*** Records for the task ***

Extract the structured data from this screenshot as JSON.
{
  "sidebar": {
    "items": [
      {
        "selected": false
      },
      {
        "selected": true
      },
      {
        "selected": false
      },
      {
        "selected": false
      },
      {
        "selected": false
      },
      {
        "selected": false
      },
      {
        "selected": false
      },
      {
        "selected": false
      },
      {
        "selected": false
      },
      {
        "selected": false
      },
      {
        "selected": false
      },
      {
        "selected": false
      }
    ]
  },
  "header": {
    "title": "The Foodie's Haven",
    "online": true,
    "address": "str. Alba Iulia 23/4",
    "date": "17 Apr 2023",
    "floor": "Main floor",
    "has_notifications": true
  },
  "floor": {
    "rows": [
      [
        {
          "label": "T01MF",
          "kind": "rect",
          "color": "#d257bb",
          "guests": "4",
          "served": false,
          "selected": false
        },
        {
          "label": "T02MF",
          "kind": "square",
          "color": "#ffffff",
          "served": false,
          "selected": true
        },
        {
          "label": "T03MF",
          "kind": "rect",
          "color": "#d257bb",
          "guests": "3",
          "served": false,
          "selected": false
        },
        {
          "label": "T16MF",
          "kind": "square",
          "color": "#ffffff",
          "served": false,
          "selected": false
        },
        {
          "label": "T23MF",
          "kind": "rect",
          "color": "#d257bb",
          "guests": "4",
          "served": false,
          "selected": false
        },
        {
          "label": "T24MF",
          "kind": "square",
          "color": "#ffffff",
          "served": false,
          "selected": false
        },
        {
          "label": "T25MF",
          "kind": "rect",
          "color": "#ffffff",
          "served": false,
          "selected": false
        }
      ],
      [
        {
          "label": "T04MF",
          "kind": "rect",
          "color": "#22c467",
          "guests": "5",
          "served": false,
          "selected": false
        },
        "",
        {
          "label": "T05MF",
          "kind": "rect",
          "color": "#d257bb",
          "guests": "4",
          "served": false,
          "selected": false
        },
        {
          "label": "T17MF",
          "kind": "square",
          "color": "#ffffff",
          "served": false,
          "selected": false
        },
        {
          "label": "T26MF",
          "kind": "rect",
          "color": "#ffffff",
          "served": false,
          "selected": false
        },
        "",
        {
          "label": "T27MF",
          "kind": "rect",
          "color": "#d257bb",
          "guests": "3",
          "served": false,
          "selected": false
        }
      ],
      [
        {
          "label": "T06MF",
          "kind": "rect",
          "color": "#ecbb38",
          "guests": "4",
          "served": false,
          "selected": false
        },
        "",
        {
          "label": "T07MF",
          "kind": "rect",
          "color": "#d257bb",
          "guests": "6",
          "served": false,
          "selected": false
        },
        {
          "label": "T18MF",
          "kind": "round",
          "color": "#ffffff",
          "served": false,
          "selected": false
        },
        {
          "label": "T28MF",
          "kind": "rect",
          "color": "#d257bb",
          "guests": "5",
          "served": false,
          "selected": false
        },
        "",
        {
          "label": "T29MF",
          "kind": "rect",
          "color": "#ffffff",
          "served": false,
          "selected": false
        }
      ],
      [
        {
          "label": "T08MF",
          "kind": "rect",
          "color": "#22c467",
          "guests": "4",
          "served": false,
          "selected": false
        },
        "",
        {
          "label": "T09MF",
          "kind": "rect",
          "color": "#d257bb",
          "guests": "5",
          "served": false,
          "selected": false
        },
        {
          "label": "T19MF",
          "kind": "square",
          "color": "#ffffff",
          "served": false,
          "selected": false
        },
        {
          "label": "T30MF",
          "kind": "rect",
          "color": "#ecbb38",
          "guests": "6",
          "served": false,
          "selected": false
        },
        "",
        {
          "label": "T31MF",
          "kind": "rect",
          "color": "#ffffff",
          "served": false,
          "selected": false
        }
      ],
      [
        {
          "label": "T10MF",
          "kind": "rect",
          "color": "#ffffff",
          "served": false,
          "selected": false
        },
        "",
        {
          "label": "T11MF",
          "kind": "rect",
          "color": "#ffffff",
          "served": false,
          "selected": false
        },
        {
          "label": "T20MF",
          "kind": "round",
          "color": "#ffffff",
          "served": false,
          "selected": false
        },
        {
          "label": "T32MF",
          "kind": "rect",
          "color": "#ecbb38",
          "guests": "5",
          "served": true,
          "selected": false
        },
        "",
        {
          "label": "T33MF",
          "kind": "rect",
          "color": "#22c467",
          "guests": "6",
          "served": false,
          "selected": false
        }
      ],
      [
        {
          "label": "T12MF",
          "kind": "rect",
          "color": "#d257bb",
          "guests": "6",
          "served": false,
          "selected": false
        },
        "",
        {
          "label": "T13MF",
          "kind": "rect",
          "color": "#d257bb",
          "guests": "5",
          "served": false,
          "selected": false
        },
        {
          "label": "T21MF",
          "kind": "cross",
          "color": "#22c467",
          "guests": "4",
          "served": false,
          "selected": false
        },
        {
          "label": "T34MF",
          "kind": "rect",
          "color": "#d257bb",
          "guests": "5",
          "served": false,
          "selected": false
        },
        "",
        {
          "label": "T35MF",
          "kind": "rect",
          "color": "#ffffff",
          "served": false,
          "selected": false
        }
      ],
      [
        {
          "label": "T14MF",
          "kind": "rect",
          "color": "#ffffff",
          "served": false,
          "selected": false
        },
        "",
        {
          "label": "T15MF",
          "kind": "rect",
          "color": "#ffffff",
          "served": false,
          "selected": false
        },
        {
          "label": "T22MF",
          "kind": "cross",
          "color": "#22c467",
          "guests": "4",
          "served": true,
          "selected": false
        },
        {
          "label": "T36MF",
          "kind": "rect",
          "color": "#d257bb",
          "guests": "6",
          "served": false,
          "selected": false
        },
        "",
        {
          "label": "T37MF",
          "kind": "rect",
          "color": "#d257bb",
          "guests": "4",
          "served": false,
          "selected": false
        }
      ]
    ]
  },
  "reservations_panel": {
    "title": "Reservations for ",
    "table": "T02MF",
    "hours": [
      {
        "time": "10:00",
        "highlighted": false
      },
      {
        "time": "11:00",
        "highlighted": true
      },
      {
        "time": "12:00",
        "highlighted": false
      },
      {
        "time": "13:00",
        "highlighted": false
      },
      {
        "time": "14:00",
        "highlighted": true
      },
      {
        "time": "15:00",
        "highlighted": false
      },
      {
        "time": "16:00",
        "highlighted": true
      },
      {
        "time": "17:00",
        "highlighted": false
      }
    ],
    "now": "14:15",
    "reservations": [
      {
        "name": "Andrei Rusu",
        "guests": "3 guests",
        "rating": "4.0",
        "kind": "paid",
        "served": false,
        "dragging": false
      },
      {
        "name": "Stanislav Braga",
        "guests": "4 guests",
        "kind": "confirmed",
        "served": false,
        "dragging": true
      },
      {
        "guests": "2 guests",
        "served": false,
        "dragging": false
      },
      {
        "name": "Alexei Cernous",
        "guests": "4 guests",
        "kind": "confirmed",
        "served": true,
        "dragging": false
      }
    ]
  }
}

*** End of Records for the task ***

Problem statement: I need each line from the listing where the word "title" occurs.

Written solution:
    "title": "The Foodie's Haven",
    "title": "Reservations for ",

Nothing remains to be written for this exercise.